Regardless of where the storm lands, we're all ultimately in its path. It would be nice to think that once you have a 100-year storm, it'll be another 100 years before the next one comes. Or, if you have two, why then, you're off the hook for a couple of centuries. And three -- that's got to be good through 2312. Right?
Consider the absurdity -- and ignorance -- of such wishful thinking the next time someone declares that there's no reason to be fussing about climate change, or doing anything about its effects and our contribution to it.
Consider, too, that storms like Hurricane Irene, Tropical Storm Lee, and Superstorm Sandy, and the havoc they've brought, one year after another, are very much in keeping with what scientists have been warning of for years -- rare events becoming more and more common.
Last February researchers at MIT and Princeton released findings that climate change likely means that what we now dub 100-year storms could more likely come every three to 20 years. Even more devastating 500-year storms could be expected to show up from 25 to 240 years apart.
Maybe now some slow-to-the-game politicians are getting it, in the wake of Sandy. More than 8 million homes without power at one point. Homes, parks and beaches washed away in two states. Air traffic halted. New York City's subway system stopped. Two Manhattan hospitals evacuated because emergency backup systems failed. People in high rises without elevator service. The New York Stock Exchange down for two straight days, the first time since 1888. The cost? Some estimates put the damage at $20 billion. Lost business could mean another $10 billion to $30 billion more.
It's against that cost, and the likelihood that we'll be paying such multi-billion dollar tabs with increasing frequency in coming years, that we need to weigh the undoubtedly lower but still steep price tag for protecting lives and property against future storms. What more needs to be done to ensure that hospitals have their disaster readiness plans and equipment in place? Should New York City put floodgates on its sewers and subways, or build a seawall to withstand the surge from storms like Sandy?

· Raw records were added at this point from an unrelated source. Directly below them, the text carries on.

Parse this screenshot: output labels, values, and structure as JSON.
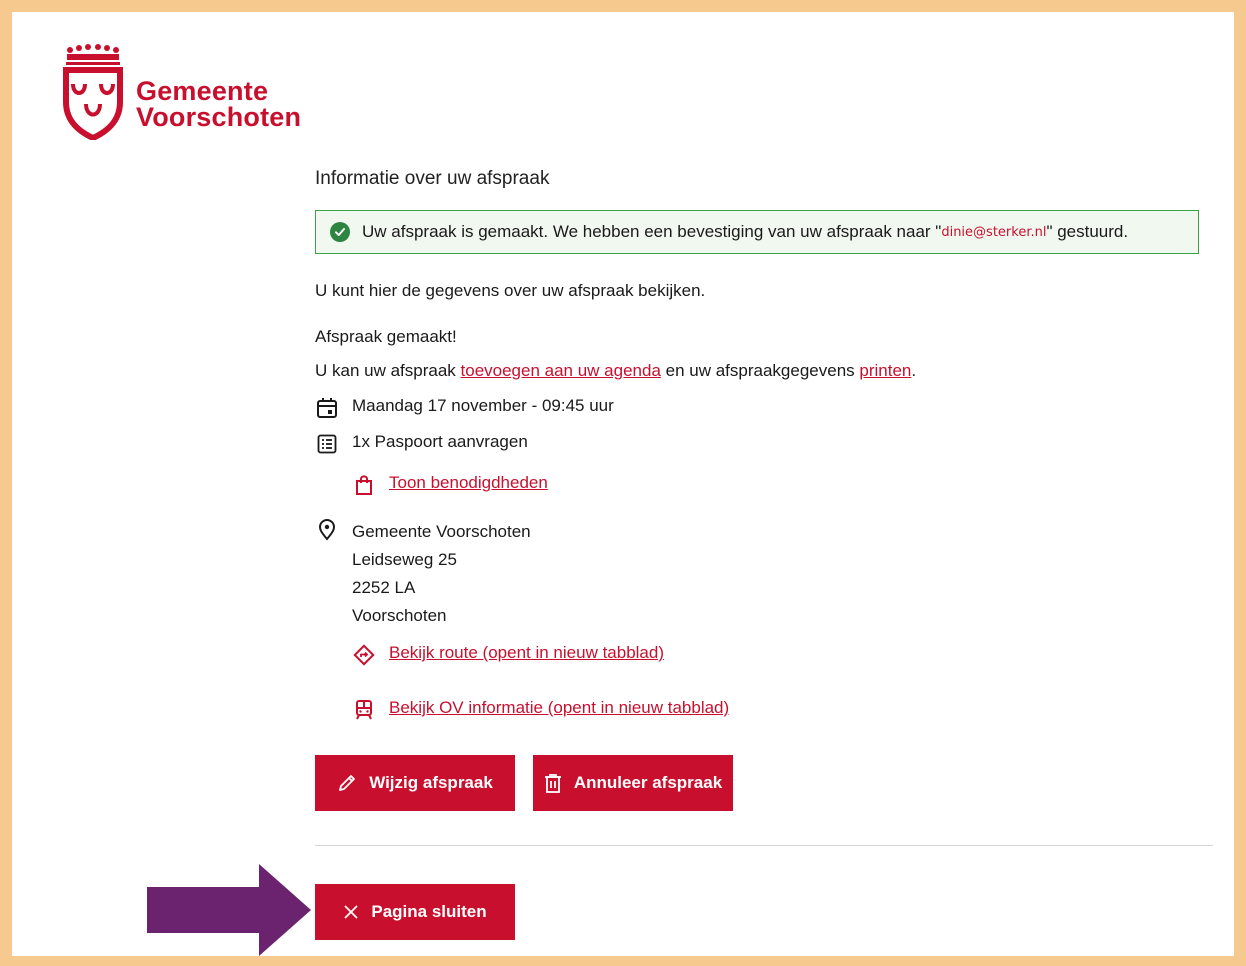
{
  "brand": {
    "line1": "Gemeente",
    "line2": "Voorschoten",
    "color": "#c8102e"
  },
  "page": {
    "title": "Informatie over uw afspraak",
    "alert": {
      "prefix": "Uw afspraak is gemaakt. We hebben een bevestiging van uw afspraak naar \"",
      "email": "dinie@sterker.nl",
      "suffix": "\" gestuurd."
    },
    "intro": "U kunt hier de gegevens over uw afspraak bekijken.",
    "made": "Afspraak gemaakt!",
    "line": {
      "part1": "U kan uw afspraak ",
      "link1": "toevoegen aan uw agenda",
      "part2": " en uw afspraakgegevens ",
      "link2": "printen",
      "part3": "."
    },
    "date": "Maandag 17 november - 09:45 uur",
    "product": "1x Paspoort aanvragen",
    "requirements_link": "Toon benodigdheden",
    "address": {
      "name": "Gemeente Voorschoten",
      "street": "Leidseweg 25",
      "postcode": "2252 LA",
      "city": "Voorschoten"
    },
    "route_link": "Bekijk route (opent in nieuw tabblad)",
    "ov_link": "Bekijk OV informatie (opent in nieuw tabblad)"
  },
  "buttons": {
    "edit": "Wijzig afspraak",
    "cancel": "Annuleer afspraak",
    "close": "Pagina sluiten"
  },
  "icons": {
    "alert": "check-circle-icon",
    "date": "calendar-icon",
    "product": "list-icon",
    "requirements": "shopping-bag-icon",
    "location": "location-pin-icon",
    "route": "directions-icon",
    "ov": "train-icon",
    "edit": "pencil-icon",
    "cancel": "trash-icon",
    "close": "close-icon",
    "annotation": "arrow-right-icon"
  },
  "colors": {
    "accent": "#c8102e",
    "success": "#2e8540",
    "frame": "#f6c98e",
    "arrow": "#6b2370"
  }
}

Should vulnerable upstate communities do more to prepare against the kind of rising streams that all but wiped out some of them in 2011? How quickly should such large public projects be done? How would we pay for them?
And how, for that matter, do you plan for changes scientists are still coming to understand?

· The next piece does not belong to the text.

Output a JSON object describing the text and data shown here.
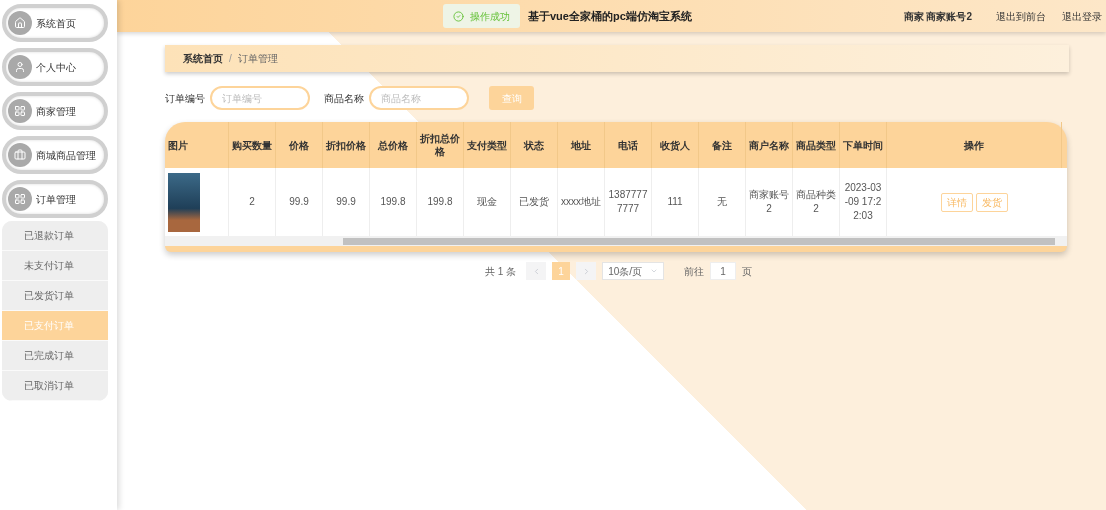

It's encouraging that Gov. Andrew Cuomo acknowledges that, for all practical purposes, "there's no such thing as a 100-year flood" anymore, and that there's a "longer conversation" about this overdue. We need, first, for government and citizens alike to get on the same page that science and nature already are. And that goes double for a Congress whose ranks include committed deniers of science.
Maybe a brisk October flood with a price tag in the tens of billions will be the splash of cold water they need to come to their senses.
Next, then, would come a discussion about what's necessary to protect the lives and property that would otherwise be lost, whether or not they're willing to open their eyes to it.
-- The Times Union of Albany